Williams and an attorney at his firm are accused of falsifying tax returns, failing to file forms on large cash payments and conspiring to reduce his tax burden.

NEW ORLEANS — In a virtual arraignment Friday afternoon, New Orleans city councilman Jason Williams and his co-defendant Nicole Burdett were officially read the eleven felony counts against them. Both pleaded not guilty. 

“It’s fairly routine just to go ahead and enter a plea of not guilty. No one expected a plea of guilty,” said former U.S. Attorney Harry Rosenberg. 

Dating back to at least 2011, those counts allege Williams and Burdett, who’s an attorney at Williams’ law firm, falsified tax returns, failed to file forms acknowledging large cash payments and conspired to reduce Williams’ tax burden to the tune of more than $200,000. 

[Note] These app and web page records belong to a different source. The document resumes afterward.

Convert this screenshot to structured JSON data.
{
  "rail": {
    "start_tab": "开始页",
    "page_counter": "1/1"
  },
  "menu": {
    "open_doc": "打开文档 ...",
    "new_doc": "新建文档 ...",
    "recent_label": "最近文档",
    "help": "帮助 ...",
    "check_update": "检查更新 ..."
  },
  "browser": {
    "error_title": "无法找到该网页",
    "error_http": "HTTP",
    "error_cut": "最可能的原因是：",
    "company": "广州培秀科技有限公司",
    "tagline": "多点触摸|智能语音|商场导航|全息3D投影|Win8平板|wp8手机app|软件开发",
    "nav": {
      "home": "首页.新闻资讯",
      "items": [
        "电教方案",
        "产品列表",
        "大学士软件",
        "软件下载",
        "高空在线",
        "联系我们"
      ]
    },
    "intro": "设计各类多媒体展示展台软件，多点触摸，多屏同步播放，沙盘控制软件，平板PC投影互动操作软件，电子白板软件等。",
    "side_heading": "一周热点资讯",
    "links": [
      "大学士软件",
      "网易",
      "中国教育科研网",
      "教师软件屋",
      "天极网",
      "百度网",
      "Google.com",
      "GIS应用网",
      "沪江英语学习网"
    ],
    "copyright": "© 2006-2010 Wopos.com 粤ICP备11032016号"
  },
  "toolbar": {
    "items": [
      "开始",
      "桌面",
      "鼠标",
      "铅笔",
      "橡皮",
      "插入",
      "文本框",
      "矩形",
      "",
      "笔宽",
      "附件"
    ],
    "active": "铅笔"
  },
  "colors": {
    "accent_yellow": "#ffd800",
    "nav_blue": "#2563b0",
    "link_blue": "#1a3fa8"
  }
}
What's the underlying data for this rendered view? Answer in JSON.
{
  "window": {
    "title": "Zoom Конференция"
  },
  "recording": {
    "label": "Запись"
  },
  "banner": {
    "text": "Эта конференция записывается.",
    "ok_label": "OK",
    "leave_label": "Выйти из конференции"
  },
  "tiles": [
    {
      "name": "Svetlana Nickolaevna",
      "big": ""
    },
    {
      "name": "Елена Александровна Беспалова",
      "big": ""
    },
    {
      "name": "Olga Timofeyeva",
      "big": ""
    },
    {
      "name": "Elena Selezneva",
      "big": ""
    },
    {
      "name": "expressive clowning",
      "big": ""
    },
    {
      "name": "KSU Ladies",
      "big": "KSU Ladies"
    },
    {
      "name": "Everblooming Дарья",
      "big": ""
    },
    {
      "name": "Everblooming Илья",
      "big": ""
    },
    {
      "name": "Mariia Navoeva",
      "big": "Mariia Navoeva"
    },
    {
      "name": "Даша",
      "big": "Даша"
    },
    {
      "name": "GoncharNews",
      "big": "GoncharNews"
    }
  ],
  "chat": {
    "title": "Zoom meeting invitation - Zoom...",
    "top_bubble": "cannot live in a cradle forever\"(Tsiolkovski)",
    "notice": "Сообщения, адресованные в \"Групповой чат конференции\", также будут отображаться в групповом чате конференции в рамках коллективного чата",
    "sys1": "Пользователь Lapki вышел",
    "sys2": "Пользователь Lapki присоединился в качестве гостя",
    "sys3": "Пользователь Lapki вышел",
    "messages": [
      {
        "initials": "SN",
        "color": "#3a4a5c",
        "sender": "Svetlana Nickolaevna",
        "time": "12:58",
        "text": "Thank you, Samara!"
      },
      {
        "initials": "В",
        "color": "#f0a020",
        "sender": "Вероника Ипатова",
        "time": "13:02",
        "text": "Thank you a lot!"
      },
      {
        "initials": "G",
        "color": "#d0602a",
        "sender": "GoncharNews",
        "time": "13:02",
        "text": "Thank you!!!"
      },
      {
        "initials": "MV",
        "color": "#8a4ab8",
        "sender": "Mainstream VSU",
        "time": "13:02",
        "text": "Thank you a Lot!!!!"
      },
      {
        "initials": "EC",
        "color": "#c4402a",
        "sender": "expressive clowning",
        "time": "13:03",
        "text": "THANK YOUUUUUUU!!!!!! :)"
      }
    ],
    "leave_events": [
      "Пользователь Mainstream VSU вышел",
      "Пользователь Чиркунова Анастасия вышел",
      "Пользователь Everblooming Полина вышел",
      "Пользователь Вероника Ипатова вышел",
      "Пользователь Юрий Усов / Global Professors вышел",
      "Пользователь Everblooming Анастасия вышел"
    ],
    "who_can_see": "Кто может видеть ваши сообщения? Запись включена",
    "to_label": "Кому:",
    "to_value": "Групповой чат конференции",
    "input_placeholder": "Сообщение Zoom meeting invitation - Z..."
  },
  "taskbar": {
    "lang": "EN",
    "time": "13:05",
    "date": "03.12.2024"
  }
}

Williams maintains his tax preparer is to blame for errors.  In politics, he’s also a declared candidate for Orleans Parish District Attorney, set to run against current D.A. Leon Cannizzaro. A court date is set for September, well before Election Day. 

RELATED: City Councilman Jason Williams indicted on tax fraud charges

Rosenberg expected that quick trial date.

“Otherwise, he’d have a trial date that was occurring long after the election on November 3 and there would be too many question marks hanging over his head,” said Rosenberg.

To Rosenberg, there’s a reason this case is drawing a lot of attention, beyond just alleged tax fraud. 

“You want your public officials to be honest and obey the law and that’s what you expect, particularly with someone who’s leading the criminal justice committee on the city council,” said Rosenberg. 

Burdett was released on her own recognizance and Williams was released on a $50,000 bond. Both were ordered to have no contact with government witnesses, including Williams’ former tax preparer, Henry Timothy, and ex-wife, Bridget Barthelemy, who is the daughter of former New Orleans Mayor Sidney Barthelemy.

“She signed a couple of the tax returns as joint tax returns so you would expect her to be a witness,” said Rosenberg. 

After the arraignment, Williams’ attorney, Billy Gibbens, released this statement: “Jason is innocent of these charges and we are excited to take the first step in ensuring justice in this case. Now that we have had more time to evaluate the government’s allegations, we are convinced that they are meritless and we are confident that we will prevail.”

If convicted on all counts, Williams and Burdett face up to 45 years in prison.